By ZOË WATKINS
How long before someone’s right to live how they want infringes on the rights of others?
This is a dilemma the Town of Normandy has been facing since 2018 with one of the distressed properties in town.
“This has been going for years, and we keep getting stonewalled on it,” said Normandy Mayor Charles Whitaker at the Oct. 9 Board of Mayor and Alderman work session.
One property in particular, on Division Street, has many neighbors and town officials calling for it to be condemned.
Mayor Whitaker explained there have been complaints of animal abuse, trash pilling up, no running water in the house, and even rats visibly jumping out of the home’s windows.
“We would like to move on with condemnation of the property at this point.
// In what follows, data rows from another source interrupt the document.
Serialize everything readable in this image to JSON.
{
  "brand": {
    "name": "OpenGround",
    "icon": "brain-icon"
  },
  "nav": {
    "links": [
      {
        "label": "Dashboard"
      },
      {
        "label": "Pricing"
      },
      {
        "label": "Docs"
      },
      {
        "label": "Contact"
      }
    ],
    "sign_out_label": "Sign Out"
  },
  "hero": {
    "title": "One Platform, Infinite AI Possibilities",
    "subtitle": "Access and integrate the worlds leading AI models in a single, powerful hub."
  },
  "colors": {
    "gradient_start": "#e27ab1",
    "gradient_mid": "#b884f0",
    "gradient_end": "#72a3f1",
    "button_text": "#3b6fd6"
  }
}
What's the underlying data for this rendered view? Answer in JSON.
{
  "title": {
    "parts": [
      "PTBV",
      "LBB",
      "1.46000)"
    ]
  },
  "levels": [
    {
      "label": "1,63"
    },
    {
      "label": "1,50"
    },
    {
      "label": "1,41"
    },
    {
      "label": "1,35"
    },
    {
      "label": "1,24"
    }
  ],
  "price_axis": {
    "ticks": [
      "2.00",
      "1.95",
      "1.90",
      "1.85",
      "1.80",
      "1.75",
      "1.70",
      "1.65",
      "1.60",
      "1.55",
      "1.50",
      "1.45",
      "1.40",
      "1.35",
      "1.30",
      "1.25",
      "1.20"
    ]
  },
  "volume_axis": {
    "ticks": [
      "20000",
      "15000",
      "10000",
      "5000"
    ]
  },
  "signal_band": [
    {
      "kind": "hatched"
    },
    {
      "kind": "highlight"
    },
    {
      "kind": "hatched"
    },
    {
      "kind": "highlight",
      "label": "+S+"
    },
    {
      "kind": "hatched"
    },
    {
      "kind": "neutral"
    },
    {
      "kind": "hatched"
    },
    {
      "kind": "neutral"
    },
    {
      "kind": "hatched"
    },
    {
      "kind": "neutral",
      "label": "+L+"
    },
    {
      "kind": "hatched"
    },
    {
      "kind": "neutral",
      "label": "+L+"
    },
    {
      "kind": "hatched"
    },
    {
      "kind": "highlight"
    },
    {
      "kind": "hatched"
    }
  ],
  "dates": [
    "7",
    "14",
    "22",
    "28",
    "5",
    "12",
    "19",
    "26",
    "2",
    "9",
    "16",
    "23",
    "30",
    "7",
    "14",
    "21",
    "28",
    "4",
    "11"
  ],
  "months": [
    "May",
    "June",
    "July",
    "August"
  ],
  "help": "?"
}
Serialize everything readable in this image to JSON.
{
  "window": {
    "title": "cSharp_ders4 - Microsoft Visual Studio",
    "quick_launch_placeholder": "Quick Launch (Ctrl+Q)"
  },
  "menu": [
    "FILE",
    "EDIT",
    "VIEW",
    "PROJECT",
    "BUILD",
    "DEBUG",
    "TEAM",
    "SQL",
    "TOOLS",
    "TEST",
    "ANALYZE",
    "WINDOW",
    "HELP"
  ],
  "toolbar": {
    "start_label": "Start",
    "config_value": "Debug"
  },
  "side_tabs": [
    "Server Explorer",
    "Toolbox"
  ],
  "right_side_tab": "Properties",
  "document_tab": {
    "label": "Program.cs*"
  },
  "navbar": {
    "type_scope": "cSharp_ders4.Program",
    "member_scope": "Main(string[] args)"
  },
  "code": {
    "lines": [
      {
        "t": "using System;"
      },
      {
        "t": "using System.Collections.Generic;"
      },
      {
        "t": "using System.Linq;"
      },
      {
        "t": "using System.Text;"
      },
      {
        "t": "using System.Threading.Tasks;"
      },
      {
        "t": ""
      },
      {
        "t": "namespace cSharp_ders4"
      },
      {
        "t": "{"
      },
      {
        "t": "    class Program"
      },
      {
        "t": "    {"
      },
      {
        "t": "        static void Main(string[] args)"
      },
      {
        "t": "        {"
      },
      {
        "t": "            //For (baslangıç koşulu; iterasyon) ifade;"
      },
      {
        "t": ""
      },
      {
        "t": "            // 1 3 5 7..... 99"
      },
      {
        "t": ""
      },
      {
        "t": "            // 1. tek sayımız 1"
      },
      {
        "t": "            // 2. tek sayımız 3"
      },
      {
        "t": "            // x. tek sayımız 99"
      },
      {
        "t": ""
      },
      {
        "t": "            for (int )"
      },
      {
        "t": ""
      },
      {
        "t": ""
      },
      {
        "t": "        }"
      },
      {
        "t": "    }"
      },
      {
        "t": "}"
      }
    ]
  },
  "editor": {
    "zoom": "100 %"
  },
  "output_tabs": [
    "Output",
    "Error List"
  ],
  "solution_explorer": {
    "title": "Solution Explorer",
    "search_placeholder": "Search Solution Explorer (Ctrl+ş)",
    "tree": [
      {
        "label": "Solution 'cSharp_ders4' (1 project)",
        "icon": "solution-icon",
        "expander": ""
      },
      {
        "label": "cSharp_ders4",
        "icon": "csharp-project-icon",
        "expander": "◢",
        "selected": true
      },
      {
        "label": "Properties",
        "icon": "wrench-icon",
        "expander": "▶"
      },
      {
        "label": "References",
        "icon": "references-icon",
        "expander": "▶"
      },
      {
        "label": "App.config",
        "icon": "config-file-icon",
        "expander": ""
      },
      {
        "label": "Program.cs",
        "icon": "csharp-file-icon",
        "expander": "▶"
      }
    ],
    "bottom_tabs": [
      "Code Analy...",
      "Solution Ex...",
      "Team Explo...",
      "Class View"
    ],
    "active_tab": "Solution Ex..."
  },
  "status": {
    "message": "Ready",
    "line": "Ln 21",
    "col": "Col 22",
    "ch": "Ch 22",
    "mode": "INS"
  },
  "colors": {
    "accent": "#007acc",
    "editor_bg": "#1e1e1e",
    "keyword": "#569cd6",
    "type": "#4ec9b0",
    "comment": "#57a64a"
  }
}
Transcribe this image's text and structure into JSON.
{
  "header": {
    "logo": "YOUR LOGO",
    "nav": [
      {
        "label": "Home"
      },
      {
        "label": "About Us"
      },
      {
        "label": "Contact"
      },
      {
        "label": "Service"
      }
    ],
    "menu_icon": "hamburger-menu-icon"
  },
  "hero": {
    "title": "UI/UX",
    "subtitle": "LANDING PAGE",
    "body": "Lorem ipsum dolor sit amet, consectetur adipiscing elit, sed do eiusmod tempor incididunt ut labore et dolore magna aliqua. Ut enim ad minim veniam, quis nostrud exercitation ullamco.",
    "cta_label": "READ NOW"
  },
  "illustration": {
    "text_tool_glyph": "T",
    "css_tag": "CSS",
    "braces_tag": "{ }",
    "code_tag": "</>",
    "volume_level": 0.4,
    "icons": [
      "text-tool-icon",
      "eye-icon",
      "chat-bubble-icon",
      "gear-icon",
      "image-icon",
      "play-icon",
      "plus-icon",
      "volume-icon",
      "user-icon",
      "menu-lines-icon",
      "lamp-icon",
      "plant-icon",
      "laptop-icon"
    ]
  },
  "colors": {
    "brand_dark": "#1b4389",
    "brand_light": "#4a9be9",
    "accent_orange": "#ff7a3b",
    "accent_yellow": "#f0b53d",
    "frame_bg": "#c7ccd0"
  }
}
I mean, the rats jumping out of the windows during the farmer’s market…This has got to stop,” he said.
“They’re not supposed to have dogs up there,” said Whitaker, who’s been in contact with Bedford County Animal Control after a dog was reported to have gotten its head stuck in a hole in the house’s exterior brick wall. The dog was reported to be ok.
“It’s not habitable for domestic animals or humans. There’s no running water. The place is squalid,” said Whitaker. City officials added during the meeting that the residents of the property allegedly live in vans parked on the front lawn.
“I’m not one to put anybody out on the streets,” said Laurie Raulston, who pastors the Methodist Church in Normandy. “But it’s an eyesore in the town, and it’s a hindrance to what we’ve been trying to promote here.
“It’s public health issue,” she added.
The uninhabitable environment of the house comes after officials with the town of Normandy led a clean-up day for the house to remove the piles of trash surrounding the home. But it proved invaluable in the long-run.
“We cleaned it up for them, but you see what kind of shape it’s in,” said Whitaker. “Yeah, we got a lean on the property. And, yeah, we can wait out the two years and eventually own the property. But I think we need to do something between now and then or we’re still going to be living with this in two years.”
Mayor Whitaker said he had called the county’s Zoning Office; they said they have heard of several complaints about the specific Division Street property.
“What I got was a whole lot of why we can’t do things instead of how we can do things,” said Whitaker. “We’re kind of on our own with that one, and we’re going to have to figure out what to do.”
Commissioner Scott Johnson, who was in attendance at the meeting, said, “The county rules on property—the county does not have a lot a rules because we have not adopted the County Powers Act, which allows you to act like a city.”
Whitaker said they will most likely have to take the property owners to court over the issue, but the board of alderman agreed that the property needs to be condemned.
“If we can get the help of the county courts, I think that’s going to be the best way to go,” said Whitaker.